3 Mars 2019
March 3, 2019
Tohoku flower growers putting the petals to the Olympic medals
By ISSEI SAKAKIBARA/ Staff Writer
Flower growers in northeastern Japan are reviving an Olympic tradition to symbolize the resilience and perseverance of not only the medal-winning athletes but also the disaster-stricken Tohoku region.
The Tokyo Organizing Committee of the Olympic and Paralympic Games has decided to award all medalists a “victory bouquet” as an extra prize at the event next year.
The committee plans to feature flowers from the region devastated by the 2011 Great East Japan Earthquake, tsunami and nuclear disaster, and it expects the Olympics to play a part in rebuilding from the triple disaster.
Gentian and eustoma from Miyagi and Fukushima prefectures are currently in the running to be featured in the bouquet.
“It is encouraging and heartening for growers that our flowers will be featured in the Tokyo Games,” said Hiroshi Kawamura, a 63-year-old flower grower in Namie, Fukushima Prefecture.
The entire town of Namie was evacuated in the aftermath of the triple meltdown at the Fukushima No. 1 nuclear power plant. Most areas of the town remain off-limits.
“I hope (the Tokyo Olympics) will become a springboard for revitalizing the flower-growing industry in the disaster-stricken region,” Kawamura said.
Presenting a flower bouquet to winners at an Olympic medal ceremony was a tradition up until the 2014 Winter Games in Sochi, Russia.
But the organizers of the 2016 Rio de Janeiro Olympics and the 2018 Pyeongchang Winter Olympics dropped that tradition because flowers quickly spoil and athletes cannot bring them home due to quarantine issues.
Instead, medalists at those events received a figurine featuring the Olympics logo or a stuffed toy of the official mascot.
In 2015, two years after Tokyo won the bid to host the 2020 Games, people in the flower industry in Japan started urging organizers to bring back the bouquet tradition.
They have developed new breeds suitable for growing in extreme heat, the expected weather in Tokyo between July 24 and Aug. 9, when the Olympics will be held. They have also conducted demonstration experiments of preservation methods that make flowers last longer.

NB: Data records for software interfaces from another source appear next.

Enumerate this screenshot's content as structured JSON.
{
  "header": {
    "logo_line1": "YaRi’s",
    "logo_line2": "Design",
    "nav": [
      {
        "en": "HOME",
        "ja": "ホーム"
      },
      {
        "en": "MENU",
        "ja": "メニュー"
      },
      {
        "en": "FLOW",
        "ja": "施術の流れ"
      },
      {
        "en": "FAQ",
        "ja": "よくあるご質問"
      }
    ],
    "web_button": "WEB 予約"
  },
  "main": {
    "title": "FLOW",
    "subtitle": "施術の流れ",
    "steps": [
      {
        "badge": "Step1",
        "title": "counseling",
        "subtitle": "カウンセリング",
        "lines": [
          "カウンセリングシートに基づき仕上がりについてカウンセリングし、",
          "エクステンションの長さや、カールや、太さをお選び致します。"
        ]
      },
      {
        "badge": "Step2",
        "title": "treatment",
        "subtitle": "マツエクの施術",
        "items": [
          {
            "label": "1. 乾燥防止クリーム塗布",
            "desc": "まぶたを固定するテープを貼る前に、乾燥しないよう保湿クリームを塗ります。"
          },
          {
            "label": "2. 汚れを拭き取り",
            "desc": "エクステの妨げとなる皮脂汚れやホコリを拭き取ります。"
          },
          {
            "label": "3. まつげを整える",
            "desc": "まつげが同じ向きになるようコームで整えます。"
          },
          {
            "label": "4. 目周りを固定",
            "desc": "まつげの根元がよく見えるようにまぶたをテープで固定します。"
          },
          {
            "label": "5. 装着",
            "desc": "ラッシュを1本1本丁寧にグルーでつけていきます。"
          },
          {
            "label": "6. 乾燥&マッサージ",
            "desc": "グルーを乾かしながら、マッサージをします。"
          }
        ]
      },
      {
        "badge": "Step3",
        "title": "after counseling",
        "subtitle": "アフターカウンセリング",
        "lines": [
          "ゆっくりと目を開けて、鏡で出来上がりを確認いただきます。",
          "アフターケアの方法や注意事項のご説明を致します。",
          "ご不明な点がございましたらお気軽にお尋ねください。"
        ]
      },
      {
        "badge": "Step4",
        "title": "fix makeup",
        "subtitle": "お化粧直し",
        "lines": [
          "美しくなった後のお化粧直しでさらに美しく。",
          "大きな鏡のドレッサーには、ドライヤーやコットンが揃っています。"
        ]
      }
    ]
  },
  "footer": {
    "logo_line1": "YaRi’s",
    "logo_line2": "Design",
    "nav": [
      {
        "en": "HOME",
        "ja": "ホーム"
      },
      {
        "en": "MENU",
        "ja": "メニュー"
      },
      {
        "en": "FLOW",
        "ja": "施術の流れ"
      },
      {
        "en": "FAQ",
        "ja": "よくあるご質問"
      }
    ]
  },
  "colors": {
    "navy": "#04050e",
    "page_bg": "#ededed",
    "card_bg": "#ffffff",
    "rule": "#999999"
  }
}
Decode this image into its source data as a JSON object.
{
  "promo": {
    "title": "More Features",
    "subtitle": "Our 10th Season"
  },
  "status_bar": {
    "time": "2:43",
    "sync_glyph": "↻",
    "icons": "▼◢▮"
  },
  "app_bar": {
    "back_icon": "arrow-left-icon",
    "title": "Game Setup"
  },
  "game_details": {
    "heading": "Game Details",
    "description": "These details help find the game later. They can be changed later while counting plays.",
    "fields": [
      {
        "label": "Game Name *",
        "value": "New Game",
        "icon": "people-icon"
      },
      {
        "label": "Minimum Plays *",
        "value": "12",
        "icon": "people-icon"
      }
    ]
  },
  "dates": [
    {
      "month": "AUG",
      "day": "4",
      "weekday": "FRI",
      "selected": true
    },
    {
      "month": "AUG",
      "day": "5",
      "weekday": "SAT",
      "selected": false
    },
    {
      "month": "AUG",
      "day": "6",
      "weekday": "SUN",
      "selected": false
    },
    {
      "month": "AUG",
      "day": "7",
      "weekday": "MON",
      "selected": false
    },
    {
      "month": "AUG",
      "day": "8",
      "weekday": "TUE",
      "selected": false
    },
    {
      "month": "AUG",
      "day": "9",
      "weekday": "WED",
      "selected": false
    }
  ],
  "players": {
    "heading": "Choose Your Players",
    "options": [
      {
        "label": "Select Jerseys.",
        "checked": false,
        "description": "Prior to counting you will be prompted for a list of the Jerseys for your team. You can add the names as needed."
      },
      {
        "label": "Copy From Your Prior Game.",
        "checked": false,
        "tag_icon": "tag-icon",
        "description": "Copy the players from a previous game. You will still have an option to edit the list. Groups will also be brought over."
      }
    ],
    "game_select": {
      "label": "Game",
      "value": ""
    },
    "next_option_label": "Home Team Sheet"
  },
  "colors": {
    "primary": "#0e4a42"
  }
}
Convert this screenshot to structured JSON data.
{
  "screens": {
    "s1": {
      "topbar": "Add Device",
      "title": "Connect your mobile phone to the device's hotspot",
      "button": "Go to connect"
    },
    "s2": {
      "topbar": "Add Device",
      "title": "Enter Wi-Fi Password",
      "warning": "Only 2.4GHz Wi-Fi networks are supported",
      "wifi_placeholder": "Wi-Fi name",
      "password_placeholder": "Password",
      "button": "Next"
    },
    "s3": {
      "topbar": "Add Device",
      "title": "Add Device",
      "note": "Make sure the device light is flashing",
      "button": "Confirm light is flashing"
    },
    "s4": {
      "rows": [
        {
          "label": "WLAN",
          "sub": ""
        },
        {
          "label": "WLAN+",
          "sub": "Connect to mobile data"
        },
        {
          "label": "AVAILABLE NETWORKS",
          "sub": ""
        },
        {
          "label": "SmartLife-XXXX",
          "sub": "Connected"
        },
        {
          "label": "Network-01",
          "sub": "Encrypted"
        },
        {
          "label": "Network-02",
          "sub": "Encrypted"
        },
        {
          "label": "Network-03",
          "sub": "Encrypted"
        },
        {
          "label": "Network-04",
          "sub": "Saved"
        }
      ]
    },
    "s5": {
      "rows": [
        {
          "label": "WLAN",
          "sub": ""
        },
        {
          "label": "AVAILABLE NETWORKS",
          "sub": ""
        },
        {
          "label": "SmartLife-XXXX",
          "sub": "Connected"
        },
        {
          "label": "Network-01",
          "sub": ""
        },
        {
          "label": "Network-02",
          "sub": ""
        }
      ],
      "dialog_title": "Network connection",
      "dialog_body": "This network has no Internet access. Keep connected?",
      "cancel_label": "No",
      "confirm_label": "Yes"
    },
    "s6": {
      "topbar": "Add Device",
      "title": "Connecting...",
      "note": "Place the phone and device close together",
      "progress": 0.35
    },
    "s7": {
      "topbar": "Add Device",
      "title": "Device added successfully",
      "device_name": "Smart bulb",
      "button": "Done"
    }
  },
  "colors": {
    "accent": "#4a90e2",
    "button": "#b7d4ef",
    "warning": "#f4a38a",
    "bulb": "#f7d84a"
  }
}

The Tokyo organizers initially considered a ceramic or lacquer work as an extra prize for the medalists.
But they are now pushing the idea of adding a flower bouquet to an Olympic memento, which athletes can take home.
The International Olympic Committee (IOC) has approved of the bouquet idea.
The Tokyo organizers said they will discuss the specifics with the IOC, such as shapes of the bouquet and which prefectures the flowers will come from.
“With flowers, I hope to express our gratitude for the people overseas who have provided aid for the Tohoku recovery,” said Nobuo Isomura, the 68-year-old chairman of a national promotion association of flower growers, which also promotes support of agriculture of the Tohoku region.